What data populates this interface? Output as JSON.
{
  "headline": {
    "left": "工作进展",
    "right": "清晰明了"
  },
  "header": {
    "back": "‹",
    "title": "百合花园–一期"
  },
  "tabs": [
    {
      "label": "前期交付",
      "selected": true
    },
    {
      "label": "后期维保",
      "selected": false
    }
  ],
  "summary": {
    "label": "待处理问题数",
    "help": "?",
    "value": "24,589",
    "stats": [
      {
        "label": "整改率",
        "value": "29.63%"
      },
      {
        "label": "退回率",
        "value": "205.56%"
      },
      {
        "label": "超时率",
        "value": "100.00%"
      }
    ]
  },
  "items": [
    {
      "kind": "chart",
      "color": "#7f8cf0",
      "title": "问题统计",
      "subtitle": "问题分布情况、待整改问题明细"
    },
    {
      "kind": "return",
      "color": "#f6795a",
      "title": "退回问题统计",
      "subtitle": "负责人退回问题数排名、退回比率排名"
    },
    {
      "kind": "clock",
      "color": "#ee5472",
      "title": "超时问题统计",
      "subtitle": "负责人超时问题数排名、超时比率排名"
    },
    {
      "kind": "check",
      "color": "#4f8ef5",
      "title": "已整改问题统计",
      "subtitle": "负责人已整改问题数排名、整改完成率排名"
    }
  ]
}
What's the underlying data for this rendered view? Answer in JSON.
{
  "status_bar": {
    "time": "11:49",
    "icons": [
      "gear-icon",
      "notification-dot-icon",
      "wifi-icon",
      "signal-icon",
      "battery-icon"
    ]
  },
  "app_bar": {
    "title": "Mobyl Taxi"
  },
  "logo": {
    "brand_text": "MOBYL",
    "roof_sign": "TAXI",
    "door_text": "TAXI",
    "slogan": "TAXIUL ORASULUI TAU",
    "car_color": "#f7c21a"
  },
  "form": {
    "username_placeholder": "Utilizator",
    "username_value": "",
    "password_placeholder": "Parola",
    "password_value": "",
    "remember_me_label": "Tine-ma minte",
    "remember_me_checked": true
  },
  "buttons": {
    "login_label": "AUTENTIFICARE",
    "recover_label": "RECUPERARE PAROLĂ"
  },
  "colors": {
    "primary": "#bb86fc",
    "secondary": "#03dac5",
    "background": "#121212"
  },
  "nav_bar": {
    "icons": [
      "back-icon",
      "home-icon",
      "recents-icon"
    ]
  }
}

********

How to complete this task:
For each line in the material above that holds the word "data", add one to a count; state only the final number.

Exercise result:
2